“In Good Night Brother, the tension between saying and not-saying is palpable, intense, and deeply moving; similarly, the gestures of innocent ease and alert vigilance are unnervingly close. Kimberly Burwick deftly inhabits divided realms—the lushness of the giving, natural world and the violence of the human-made one, and as every poet of witness must, she accepts the weighty task of naming exactly what she sees before her. In these spare and yet richly sensuous poems, every human experience touched is indeed ‘blessed with utterance.’”

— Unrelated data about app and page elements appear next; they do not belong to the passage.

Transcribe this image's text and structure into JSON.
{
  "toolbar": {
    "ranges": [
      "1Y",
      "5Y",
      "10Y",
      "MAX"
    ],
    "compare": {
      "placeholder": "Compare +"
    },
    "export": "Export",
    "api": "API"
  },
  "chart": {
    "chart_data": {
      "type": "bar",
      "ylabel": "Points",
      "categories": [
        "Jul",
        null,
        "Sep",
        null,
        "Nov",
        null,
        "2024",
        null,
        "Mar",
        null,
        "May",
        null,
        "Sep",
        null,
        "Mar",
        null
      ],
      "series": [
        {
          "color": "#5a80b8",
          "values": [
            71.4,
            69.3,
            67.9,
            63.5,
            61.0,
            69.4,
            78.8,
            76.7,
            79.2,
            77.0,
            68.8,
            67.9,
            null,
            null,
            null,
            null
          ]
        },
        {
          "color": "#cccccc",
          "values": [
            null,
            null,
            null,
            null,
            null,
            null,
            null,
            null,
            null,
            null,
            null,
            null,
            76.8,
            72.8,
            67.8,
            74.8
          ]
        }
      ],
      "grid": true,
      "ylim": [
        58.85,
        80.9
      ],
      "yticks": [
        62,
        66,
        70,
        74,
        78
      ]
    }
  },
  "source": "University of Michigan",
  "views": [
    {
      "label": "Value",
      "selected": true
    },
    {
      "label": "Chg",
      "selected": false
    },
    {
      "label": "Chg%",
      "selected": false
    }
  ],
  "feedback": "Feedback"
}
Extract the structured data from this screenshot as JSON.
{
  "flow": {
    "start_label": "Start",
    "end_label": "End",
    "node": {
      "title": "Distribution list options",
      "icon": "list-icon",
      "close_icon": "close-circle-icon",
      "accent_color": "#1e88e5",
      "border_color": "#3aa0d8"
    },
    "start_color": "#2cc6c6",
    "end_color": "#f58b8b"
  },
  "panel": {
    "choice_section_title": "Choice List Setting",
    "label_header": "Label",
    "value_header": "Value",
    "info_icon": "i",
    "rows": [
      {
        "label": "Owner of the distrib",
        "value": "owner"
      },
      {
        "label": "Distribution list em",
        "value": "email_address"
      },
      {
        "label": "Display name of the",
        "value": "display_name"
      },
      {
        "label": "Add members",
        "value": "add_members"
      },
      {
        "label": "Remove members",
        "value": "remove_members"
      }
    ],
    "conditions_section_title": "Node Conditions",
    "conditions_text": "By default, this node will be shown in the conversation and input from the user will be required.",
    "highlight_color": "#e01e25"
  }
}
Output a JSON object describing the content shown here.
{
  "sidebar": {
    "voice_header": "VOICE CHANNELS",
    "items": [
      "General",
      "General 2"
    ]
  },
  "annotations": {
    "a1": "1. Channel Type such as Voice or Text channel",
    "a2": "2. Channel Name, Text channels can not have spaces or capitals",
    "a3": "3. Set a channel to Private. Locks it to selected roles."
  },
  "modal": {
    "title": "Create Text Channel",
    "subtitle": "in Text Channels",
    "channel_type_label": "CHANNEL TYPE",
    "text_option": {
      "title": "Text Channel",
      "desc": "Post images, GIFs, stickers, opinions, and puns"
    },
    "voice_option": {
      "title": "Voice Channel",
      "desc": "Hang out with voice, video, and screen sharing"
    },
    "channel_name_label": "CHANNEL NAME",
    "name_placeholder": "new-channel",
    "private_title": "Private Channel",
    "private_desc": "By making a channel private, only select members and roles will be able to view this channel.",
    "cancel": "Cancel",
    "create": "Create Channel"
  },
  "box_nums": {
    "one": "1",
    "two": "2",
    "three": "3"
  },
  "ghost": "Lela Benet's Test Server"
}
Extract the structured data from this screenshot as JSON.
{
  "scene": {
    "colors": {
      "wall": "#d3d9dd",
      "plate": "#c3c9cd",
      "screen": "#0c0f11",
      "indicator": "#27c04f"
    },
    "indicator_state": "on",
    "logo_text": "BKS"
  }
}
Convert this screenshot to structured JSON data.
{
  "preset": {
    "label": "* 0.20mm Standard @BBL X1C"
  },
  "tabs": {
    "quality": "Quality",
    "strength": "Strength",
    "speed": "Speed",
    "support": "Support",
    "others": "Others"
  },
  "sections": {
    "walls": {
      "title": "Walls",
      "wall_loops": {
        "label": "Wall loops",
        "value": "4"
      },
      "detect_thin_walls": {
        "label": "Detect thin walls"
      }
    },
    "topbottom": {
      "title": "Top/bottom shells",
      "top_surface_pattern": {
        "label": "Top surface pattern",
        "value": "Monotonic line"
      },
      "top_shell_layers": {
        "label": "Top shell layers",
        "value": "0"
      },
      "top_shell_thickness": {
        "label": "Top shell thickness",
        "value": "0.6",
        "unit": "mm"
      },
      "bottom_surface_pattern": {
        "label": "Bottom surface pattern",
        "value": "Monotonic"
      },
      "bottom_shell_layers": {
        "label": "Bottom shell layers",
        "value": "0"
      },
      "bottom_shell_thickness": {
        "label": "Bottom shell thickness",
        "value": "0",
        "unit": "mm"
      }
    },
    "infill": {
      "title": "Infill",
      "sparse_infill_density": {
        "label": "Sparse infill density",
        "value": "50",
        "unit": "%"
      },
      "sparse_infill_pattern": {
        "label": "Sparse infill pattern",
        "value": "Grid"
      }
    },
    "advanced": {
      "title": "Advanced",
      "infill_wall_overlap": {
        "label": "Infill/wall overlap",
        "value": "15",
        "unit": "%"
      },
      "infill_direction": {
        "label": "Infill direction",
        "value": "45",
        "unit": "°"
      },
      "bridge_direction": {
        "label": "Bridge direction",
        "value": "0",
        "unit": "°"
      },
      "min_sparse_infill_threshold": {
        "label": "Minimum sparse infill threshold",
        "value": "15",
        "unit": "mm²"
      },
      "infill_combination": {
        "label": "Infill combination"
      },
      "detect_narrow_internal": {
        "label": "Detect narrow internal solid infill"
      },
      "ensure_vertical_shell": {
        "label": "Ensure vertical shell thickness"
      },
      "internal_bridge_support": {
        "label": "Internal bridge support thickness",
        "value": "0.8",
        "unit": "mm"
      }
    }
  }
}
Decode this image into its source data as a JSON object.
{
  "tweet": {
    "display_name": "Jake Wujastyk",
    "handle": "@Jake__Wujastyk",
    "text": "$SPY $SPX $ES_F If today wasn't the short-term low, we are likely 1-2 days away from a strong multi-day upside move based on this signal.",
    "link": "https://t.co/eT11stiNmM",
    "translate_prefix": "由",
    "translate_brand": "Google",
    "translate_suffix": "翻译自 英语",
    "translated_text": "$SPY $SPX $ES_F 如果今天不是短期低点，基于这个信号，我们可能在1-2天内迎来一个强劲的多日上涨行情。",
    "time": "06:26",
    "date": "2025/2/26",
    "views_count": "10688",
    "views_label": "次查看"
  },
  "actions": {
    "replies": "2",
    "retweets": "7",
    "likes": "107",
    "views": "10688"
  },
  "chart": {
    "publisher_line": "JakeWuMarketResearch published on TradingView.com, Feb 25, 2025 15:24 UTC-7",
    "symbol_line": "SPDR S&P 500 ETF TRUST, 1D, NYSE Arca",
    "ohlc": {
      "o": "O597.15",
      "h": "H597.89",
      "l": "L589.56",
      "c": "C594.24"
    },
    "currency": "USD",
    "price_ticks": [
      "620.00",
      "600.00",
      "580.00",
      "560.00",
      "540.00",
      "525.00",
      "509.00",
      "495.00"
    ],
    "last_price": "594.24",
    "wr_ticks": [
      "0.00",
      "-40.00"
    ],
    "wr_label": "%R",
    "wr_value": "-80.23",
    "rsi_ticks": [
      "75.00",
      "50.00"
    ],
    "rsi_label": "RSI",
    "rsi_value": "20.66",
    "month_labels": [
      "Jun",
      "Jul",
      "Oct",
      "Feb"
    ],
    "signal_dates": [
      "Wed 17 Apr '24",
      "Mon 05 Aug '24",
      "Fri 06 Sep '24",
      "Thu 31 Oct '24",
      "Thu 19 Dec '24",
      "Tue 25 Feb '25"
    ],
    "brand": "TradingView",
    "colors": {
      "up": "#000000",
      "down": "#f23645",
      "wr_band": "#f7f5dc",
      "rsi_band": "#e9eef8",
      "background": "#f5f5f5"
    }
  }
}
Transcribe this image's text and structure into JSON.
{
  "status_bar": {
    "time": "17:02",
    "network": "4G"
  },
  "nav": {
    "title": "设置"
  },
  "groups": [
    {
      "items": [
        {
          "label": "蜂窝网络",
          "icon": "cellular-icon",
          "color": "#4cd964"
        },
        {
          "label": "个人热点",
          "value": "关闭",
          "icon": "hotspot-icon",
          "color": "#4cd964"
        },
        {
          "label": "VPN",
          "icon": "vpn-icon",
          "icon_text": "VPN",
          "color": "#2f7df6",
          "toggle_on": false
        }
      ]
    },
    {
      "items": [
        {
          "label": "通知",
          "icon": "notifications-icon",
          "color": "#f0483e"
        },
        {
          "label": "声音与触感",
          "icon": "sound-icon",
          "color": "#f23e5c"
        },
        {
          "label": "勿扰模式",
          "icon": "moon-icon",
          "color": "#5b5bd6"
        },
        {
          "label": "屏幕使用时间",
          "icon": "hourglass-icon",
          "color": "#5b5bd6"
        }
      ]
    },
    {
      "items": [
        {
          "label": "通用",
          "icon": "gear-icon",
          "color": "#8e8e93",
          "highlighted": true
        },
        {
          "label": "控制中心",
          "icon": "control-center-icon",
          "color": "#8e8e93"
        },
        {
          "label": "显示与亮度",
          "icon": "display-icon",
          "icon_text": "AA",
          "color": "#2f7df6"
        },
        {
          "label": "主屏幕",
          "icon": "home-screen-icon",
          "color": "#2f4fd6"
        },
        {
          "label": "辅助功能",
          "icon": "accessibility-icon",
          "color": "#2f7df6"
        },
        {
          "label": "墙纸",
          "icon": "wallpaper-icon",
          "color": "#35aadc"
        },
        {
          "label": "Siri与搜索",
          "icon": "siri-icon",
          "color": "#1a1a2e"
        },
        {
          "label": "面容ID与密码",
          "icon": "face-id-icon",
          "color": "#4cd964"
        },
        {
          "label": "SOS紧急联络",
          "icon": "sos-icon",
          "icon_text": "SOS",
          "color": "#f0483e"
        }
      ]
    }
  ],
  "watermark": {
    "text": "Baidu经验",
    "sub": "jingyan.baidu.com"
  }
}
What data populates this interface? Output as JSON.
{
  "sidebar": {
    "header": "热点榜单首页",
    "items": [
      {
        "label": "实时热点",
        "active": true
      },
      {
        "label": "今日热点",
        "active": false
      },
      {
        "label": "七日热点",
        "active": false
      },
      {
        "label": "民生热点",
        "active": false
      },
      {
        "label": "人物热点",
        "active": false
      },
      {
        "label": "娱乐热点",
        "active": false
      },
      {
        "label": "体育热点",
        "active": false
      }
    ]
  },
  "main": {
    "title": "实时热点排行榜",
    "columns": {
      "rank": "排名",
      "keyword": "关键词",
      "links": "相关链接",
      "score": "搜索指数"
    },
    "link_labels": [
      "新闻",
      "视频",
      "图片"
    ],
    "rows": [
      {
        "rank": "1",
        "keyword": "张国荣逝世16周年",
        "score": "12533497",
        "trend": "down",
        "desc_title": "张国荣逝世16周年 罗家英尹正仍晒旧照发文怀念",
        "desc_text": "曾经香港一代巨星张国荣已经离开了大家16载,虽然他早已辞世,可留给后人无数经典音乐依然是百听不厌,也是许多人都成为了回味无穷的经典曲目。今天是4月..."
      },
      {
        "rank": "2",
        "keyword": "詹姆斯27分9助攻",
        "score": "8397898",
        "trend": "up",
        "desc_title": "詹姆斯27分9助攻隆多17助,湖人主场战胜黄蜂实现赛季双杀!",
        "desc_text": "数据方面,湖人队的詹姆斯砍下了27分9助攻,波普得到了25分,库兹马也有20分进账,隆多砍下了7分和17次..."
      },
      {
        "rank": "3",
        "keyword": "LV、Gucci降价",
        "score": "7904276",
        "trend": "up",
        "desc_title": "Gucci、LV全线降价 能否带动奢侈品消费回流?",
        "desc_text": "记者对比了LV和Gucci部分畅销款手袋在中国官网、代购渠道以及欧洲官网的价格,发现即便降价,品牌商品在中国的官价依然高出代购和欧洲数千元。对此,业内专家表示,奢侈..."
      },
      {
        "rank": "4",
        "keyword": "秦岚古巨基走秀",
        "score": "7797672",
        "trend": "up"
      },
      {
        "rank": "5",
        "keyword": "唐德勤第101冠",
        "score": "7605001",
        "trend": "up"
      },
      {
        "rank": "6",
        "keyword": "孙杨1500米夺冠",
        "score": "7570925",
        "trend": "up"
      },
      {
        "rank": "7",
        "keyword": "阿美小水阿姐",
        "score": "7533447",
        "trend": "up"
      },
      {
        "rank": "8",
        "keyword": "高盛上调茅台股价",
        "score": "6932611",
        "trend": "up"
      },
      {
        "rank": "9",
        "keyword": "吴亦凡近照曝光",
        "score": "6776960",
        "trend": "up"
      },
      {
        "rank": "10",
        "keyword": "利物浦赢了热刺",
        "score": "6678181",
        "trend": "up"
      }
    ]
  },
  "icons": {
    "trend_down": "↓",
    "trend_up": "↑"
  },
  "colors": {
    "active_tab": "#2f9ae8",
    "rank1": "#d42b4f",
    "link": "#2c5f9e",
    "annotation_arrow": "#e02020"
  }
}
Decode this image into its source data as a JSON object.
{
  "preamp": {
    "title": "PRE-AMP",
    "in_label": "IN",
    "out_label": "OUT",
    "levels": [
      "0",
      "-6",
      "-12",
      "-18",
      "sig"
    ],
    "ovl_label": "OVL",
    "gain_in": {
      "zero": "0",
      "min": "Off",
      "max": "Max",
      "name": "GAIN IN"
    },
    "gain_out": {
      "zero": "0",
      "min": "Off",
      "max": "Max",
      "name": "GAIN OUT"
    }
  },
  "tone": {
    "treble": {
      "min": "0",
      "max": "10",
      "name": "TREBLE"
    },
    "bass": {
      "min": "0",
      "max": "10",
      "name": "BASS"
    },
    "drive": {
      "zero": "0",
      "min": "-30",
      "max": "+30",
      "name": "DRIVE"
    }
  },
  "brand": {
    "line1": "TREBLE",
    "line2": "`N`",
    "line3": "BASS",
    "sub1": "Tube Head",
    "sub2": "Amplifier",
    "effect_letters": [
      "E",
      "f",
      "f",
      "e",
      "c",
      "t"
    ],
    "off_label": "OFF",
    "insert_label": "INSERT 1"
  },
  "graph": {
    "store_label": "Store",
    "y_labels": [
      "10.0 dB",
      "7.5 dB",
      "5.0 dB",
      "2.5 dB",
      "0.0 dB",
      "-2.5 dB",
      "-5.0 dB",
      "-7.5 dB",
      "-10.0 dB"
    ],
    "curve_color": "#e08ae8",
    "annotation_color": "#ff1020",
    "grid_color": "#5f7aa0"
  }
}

“What to do with the unthinkable, the grotesque—the bird shot to bits, the girl like flowers ground to raw paste—that which seems broken beyond repair? Kimberly Burwick tells us, ‘Every sentence is really a question of harvests,’ and in her collection Good Night Brother she reaps poems sown from the hard seeds of horror. But they blossom with a vivid life that can’t be denied: ‘[I] laid you down / in the hole / of beauty where lily / mold and leaves / became sweet / with ants.’ And what luck it is that Burwick reveals this sweetness for us, that she reclaims the broken world.”
“Good Night Brother opens a world of experience as distilled and compelling as anything Dickinson or Plath might render, in a music wrought from anguish. Poem after poem stops us short, not only for its sheer courage, its willingness to confront the raw truths of a ‘deformed’ relationship, but for its craft, its nuance, its impossible restraint. Burwick perfects a poetry at once compact and referential; her lines are like barbed wire strung between despair and survival. ‘We Are Where We Tremble,’ the first title reads, and it is a definition of ‘home’ in the broadest, as well as most intimate, sense; self, family, the natural world, even the holy all appear as dark echoes of themselves. As if performing serial exorcism, the poems range from plea to curse to indelible prophesy: ‘And there will be two / kinds of night inside the blue cells of water’ (‘They Say the Brother Will’). They are as unforgettable as they are disturbing. They should be read not as confession, but as art.”
—Stan Sanvel Rubin